Website and app data records:
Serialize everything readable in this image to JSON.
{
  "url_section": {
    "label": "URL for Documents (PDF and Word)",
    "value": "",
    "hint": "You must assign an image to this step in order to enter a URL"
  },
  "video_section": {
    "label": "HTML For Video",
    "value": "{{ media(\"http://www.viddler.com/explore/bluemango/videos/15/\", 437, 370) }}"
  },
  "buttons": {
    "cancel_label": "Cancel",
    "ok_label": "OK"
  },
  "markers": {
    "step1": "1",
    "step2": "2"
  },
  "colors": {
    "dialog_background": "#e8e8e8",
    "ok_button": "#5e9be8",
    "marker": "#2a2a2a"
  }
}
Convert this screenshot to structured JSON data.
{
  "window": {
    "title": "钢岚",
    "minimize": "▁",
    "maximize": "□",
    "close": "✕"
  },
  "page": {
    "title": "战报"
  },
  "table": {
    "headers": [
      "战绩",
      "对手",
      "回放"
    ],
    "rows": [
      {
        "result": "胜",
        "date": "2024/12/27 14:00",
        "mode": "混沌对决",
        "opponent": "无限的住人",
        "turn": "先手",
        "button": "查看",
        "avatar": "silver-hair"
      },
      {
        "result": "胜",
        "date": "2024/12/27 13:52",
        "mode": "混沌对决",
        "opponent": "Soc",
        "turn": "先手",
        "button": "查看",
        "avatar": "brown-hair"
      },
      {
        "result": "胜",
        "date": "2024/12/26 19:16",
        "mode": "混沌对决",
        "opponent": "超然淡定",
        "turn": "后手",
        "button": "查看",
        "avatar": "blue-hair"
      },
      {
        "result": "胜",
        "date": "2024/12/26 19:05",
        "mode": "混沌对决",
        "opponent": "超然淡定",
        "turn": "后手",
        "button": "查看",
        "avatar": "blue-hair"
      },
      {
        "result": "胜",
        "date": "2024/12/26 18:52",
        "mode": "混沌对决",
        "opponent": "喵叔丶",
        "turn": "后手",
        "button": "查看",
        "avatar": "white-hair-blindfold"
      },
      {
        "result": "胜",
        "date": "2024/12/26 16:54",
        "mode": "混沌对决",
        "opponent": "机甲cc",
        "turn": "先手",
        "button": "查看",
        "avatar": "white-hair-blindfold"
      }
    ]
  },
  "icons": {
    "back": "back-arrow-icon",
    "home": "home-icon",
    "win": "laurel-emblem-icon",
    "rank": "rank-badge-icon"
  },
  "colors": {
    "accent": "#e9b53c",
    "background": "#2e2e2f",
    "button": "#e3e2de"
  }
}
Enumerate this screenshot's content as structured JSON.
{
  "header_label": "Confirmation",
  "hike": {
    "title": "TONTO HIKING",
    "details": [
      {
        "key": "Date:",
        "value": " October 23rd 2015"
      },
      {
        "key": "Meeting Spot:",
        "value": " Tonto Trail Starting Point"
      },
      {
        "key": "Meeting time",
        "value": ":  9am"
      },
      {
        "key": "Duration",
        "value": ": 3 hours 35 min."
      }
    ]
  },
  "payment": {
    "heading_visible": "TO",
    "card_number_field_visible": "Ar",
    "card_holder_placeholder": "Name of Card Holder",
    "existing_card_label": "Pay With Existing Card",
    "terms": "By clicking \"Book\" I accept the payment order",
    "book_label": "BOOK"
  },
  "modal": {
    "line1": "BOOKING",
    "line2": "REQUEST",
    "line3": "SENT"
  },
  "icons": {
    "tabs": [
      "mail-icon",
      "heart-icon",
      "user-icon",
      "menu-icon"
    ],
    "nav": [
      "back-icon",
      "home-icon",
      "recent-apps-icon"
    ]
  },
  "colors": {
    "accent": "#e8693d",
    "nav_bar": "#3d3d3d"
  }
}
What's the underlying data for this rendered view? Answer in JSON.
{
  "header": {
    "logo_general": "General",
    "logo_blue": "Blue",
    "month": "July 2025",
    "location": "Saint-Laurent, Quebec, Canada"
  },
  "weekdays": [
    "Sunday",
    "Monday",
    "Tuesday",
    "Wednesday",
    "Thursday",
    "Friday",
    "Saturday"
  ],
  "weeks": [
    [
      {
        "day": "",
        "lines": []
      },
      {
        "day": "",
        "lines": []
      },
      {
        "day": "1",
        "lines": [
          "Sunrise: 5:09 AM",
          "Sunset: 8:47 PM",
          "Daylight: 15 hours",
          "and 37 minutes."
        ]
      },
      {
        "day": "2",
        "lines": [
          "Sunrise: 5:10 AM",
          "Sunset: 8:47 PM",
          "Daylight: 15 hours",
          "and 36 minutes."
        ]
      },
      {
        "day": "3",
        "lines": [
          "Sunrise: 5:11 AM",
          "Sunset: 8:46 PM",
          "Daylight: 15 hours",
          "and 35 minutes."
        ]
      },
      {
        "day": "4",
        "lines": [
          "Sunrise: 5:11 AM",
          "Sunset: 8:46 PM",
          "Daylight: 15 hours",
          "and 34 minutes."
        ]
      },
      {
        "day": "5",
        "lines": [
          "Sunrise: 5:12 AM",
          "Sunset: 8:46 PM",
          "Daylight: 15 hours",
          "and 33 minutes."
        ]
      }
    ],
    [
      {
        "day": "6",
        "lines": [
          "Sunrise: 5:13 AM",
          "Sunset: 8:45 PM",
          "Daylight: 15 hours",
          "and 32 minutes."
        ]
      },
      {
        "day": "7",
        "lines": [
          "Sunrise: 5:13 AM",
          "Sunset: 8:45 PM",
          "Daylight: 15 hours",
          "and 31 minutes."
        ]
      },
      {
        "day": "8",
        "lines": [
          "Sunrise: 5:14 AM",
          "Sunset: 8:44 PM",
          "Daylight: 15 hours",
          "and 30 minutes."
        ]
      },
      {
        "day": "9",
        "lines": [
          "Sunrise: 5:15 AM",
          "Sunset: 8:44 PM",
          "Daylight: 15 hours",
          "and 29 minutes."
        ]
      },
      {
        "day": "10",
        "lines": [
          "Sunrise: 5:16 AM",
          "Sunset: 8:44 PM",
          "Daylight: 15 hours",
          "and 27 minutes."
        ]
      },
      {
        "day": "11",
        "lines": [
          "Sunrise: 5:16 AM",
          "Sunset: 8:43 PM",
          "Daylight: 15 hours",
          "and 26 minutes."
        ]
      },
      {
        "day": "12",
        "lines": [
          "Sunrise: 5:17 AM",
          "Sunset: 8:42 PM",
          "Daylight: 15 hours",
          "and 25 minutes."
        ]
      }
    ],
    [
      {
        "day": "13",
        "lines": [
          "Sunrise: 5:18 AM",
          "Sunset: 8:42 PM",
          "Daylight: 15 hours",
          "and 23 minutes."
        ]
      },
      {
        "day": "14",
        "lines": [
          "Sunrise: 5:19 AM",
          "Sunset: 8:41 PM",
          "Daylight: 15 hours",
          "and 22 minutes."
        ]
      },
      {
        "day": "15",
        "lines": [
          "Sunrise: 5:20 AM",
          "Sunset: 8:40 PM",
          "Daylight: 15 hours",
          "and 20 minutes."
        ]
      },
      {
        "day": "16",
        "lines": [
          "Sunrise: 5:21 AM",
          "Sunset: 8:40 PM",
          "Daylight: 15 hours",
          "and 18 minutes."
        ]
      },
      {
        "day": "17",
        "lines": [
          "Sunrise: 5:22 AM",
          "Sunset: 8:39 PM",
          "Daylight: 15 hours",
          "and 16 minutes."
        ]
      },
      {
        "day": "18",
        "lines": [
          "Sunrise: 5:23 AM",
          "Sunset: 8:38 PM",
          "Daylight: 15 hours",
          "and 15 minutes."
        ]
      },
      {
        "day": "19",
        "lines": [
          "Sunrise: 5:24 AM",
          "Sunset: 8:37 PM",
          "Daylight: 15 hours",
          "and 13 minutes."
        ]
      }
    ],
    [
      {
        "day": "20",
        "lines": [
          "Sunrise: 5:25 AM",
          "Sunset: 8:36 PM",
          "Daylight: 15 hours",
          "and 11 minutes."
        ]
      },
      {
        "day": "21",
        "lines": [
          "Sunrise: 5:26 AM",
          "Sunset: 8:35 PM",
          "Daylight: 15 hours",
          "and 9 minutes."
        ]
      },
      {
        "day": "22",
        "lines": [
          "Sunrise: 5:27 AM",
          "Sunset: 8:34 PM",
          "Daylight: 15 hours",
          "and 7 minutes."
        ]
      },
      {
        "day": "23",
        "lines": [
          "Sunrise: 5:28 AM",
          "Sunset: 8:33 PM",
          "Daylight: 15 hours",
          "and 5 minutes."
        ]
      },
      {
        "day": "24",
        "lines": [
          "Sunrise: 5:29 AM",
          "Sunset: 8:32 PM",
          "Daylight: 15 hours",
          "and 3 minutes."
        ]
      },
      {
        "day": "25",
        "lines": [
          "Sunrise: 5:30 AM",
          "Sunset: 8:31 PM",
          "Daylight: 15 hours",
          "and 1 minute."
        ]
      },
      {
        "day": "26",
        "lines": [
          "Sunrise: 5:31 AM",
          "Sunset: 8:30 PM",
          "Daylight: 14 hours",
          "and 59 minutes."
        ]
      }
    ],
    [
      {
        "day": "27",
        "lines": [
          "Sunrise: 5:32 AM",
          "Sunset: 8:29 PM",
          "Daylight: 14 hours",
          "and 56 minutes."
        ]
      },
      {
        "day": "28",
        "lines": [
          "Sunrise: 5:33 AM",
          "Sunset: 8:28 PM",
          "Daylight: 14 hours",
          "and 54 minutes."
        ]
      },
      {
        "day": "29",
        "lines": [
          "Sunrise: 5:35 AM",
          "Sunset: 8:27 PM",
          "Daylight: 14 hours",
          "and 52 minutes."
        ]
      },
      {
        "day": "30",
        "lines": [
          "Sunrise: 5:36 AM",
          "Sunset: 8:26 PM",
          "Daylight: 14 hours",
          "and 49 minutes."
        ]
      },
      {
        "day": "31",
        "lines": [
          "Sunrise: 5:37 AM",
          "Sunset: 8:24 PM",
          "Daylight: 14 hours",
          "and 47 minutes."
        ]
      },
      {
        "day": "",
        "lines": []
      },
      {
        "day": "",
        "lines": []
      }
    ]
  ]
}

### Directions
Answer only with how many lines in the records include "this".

### Output
5